Data provided ▸

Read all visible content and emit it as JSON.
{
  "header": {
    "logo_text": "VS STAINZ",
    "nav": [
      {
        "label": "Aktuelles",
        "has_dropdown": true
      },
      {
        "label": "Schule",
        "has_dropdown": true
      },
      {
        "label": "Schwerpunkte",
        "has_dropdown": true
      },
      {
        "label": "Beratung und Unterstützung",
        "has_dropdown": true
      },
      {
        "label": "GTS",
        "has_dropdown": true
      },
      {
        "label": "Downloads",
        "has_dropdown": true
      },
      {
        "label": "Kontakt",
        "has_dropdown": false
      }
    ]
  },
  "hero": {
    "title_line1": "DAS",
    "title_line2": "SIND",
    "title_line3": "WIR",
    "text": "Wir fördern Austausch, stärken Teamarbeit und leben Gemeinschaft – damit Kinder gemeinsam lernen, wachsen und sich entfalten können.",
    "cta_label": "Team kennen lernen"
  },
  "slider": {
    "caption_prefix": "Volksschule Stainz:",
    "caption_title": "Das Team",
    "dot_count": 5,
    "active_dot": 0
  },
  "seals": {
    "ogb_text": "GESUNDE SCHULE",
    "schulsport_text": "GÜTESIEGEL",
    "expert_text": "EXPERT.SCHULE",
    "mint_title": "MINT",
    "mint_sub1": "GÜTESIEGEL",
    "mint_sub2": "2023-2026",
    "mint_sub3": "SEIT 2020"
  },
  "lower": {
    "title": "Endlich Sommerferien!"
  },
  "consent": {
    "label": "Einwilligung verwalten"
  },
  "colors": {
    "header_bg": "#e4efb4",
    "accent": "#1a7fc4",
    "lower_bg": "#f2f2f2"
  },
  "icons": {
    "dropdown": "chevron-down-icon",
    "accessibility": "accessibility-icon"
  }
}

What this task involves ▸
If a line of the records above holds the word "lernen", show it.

The completed task ▸
    "text": "Wir fördern Austausch, stärken Teamarbeit und leben Gemeinschaft – damit Kinder gemeinsam lernen, wachsen und sich entfalten können.",
    "cta_label": "Team kennen lernen"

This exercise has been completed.